Testing for Malaria
See a healthcare provider as soon as possible if
- you are experiencing any of the symptoms of malaria, and
- you have traveled in the last year to or from an area where malaria spreads.
Only a healthcare provider can diagnose malaria. A lab test will confirm malaria parasite infection using a small sample of your blood.
Why get tested
Quick and accurate diagnosis of malaria is important to treat people. It also helps to prevent further infection in the community by breaking the chain of transmission from infected persons via local mosquitoes. Delays in diagnosis and treatment is a leading cause of death in malaria patients in the United States.
This laboratory test is needed to confirm a malaria diagnosis.
How to get tested
See a healthcare provider immediately. They can conduct a diagnostic test as soon as possible if they suspect malaria.
Types of tests
There are a few diagnostic tests to confirm if you have malaria.
Blood smear microscopy
Blood smear microscopy test is where a small sample of blood is taken from a patient and sent to a laboratory to be examined under a microscope. It is the best way to confirm if a patient has malaria. Only a healthcare provider can order a microscopy test.
Rapid diagnostic testing (RDTs)
Malaria rapid diagnostic tests, or RDTs, are useful test options when reliable microscopic diagnosis is not available. Malaria RDTs detect antigens from malaria parasites.
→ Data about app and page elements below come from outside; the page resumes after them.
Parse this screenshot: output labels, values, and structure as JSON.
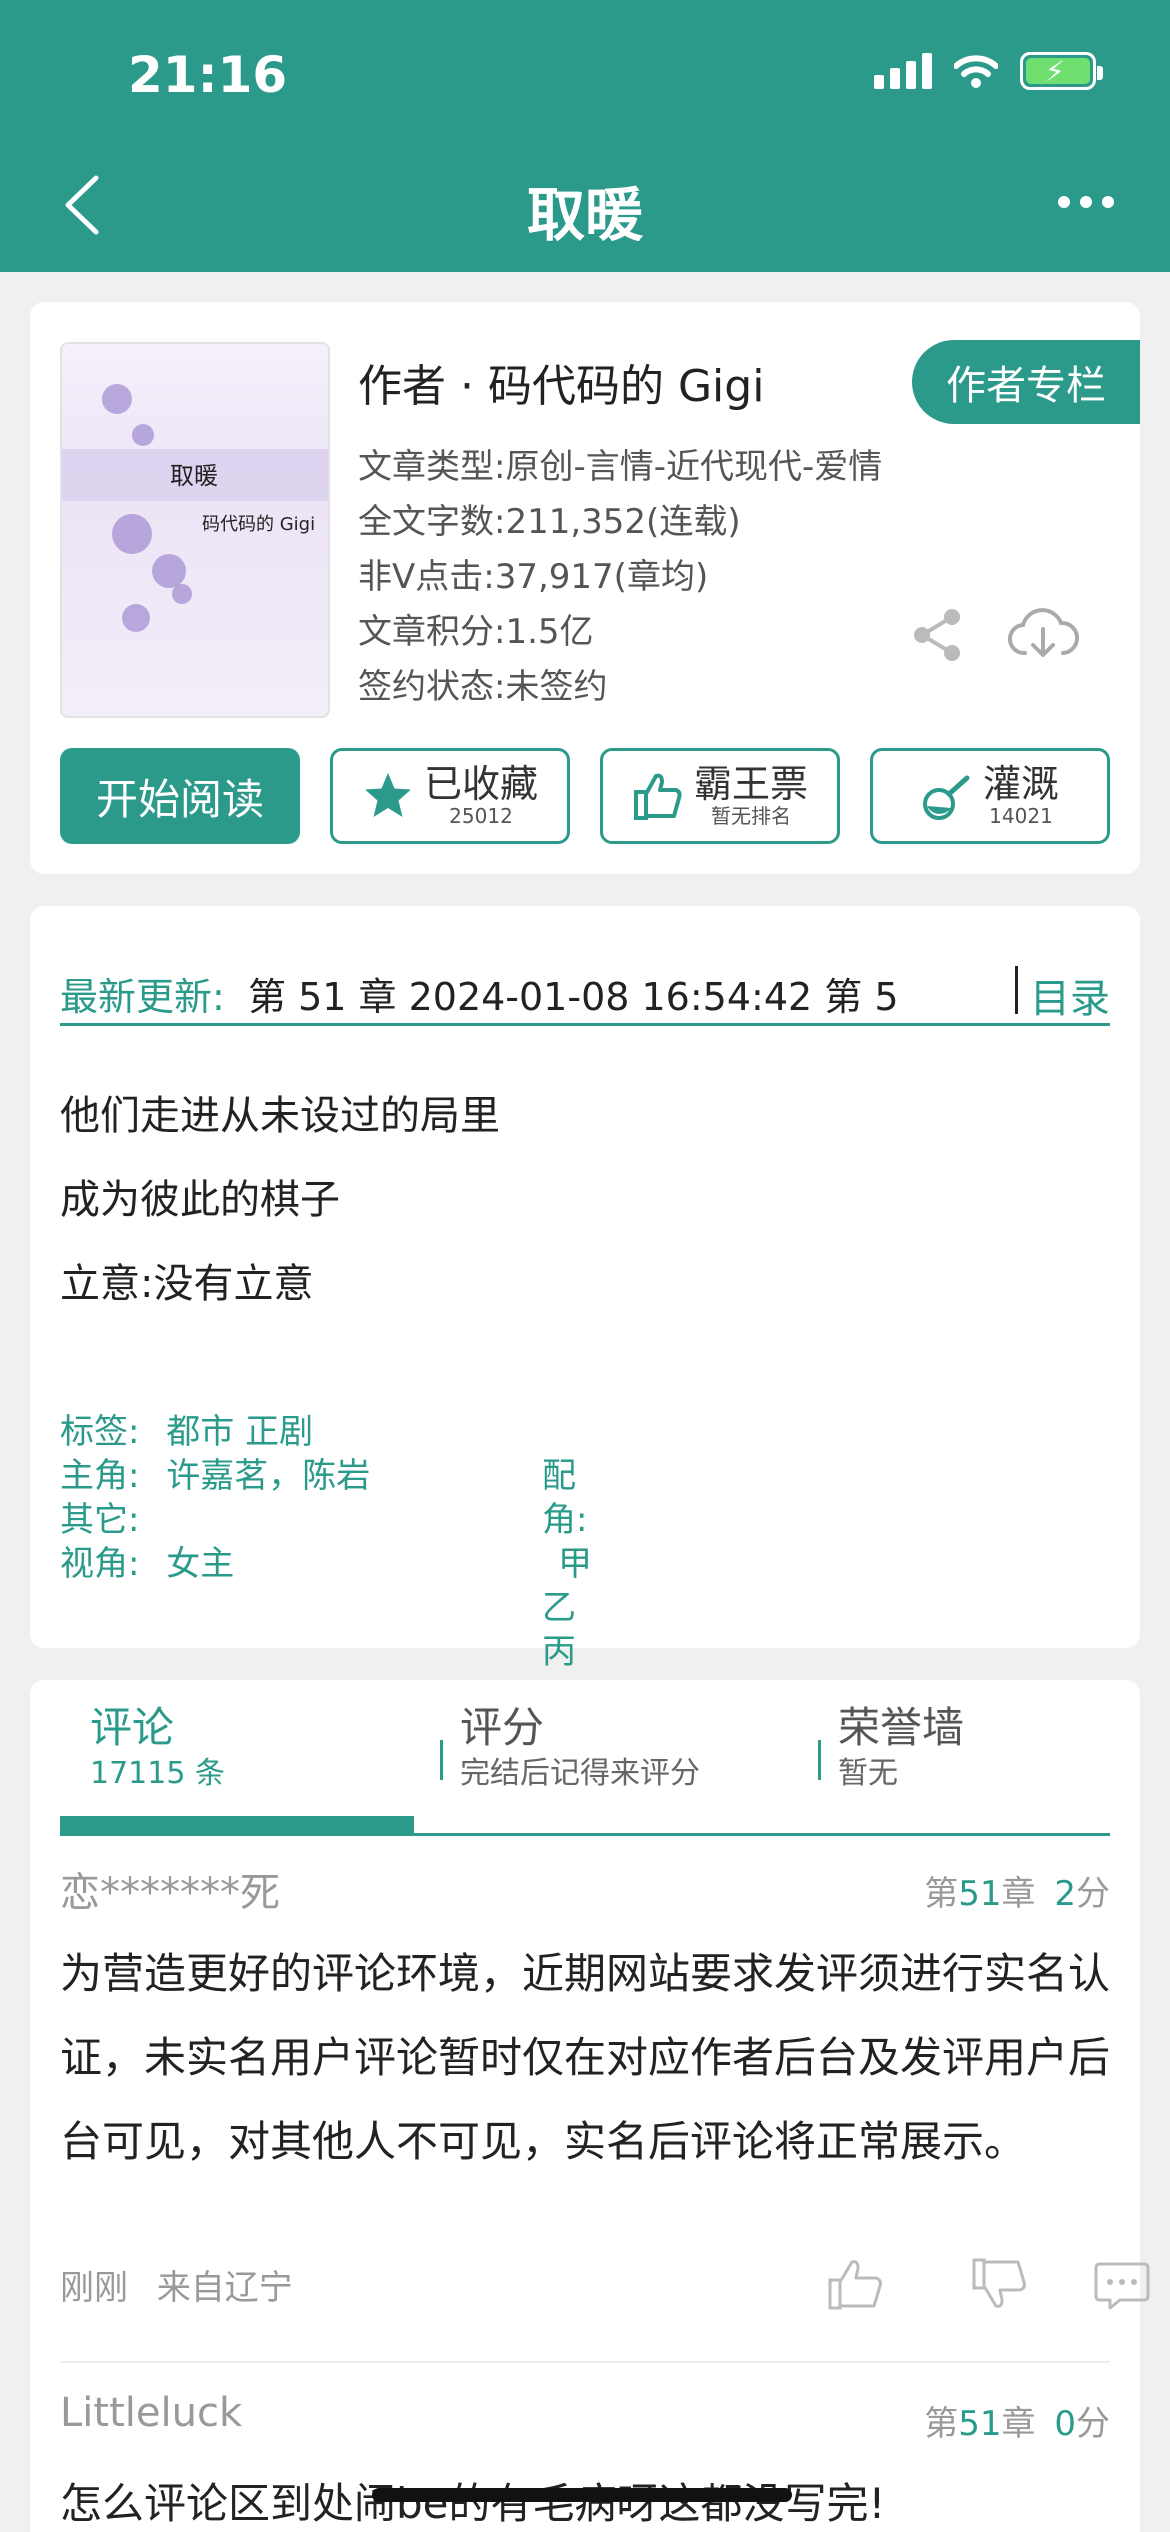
{
  "status_bar": {
    "time": "21:16"
  },
  "header": {
    "title": "取暖"
  },
  "book": {
    "cover_title": "取暖",
    "cover_author": "码代码的 Gigi",
    "author_line": "作者 · 码代码的 Gigi",
    "author_column_label": "作者专栏",
    "meta": [
      "文章类型:原创-言情-近代现代-爱情",
      "全文字数:211,352(连载)",
      "非Ⅴ点击:37,917(章均)",
      "文章积分:1.5亿",
      "签约状态:未签约"
    ],
    "start_reading_label": "开始阅读",
    "favorite": {
      "label": "已收藏",
      "count": "25012"
    },
    "overlord": {
      "label": "霸王票",
      "sub": "暂无排名"
    },
    "irrigate": {
      "label": "灌溉",
      "count": "14021"
    }
  },
  "intro": {
    "latest_label": "最新更新:",
    "latest_value": "第 51 章 2024-01-08 16:54:42  第 5",
    "toc_label": "目录",
    "lines": [
      "他们走进从未设过的局里",
      "成为彼此的棋子",
      "立意:没有立意"
    ],
    "tags_label": "标签:",
    "tags_value": "都市  正剧",
    "lead_label": "主角:",
    "lead_value": "许嘉茗，陈岩",
    "supporting_label": "配角:",
    "supporting_value": "甲乙丙丁",
    "other_label": "其它:",
    "pov_label": "视角:",
    "pov_value": "女主"
  },
  "comments_tabs": [
    {
      "title": "评论",
      "sub": "17115 条"
    },
    {
      "title": "评分",
      "sub": "完结后记得来评分"
    },
    {
      "title": "荣誉墙",
      "sub": "暂无"
    }
  ],
  "comments": [
    {
      "user": "恋*******死",
      "chapter_prefix": "第",
      "chapter": "51",
      "chapter_suffix": "章",
      "score": "2",
      "score_suffix": "分",
      "body": "为营造更好的评论环境，近期网站要求发评须进行实名认证，未实名用户评论暂时仅在对应作者后台及发评用户后台可见，对其他人不可见，实名后评论将正常展示。",
      "time": "刚刚",
      "location": "来自辽宁"
    },
    {
      "user": "Littleluck",
      "chapter_prefix": "第",
      "chapter": "51",
      "chapter_suffix": "章",
      "score": "0",
      "score_suffix": "分",
      "body": "怎么评论区到处闹be的有毛病呀这都没写完!"
    }
  ],
  "colors": {
    "accent": "#2b9a8b",
    "background": "#f0f0f0"
  }
}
In the U.S., only a healthcare provider can order an RDT test. A small sample of blood from the patient is collected and applied to the test card’s sample pad. RDTs are less sensitive than other lab tests. A blood smear microscopy test must always confirm both positive and negative RDT results in a patient with suspected malaria. Despite these limitations, RDT’s can provide results in less than 15 minutes.
PCR tests, or polymerase chain reaction tests, are also available to detect malaria parasites. These tests are more sensitive than routine blood smear microscopy tests or RDTs, but the results take longer, making them less ideal for initial diagnosis and treatment. However, PCR tests can confirm the exact species of malaria parasite and detect mixed infections. This helps determine which medicines to use to treat a patient with malaria.
If you test positive for malaria, your healthcare provider will start you on medication to treat the disease immediately. The medications prescribed will be based on the type of malaria you have.
If you test negative for malaria, work with your healthcare provider to determine the cause of your symptoms.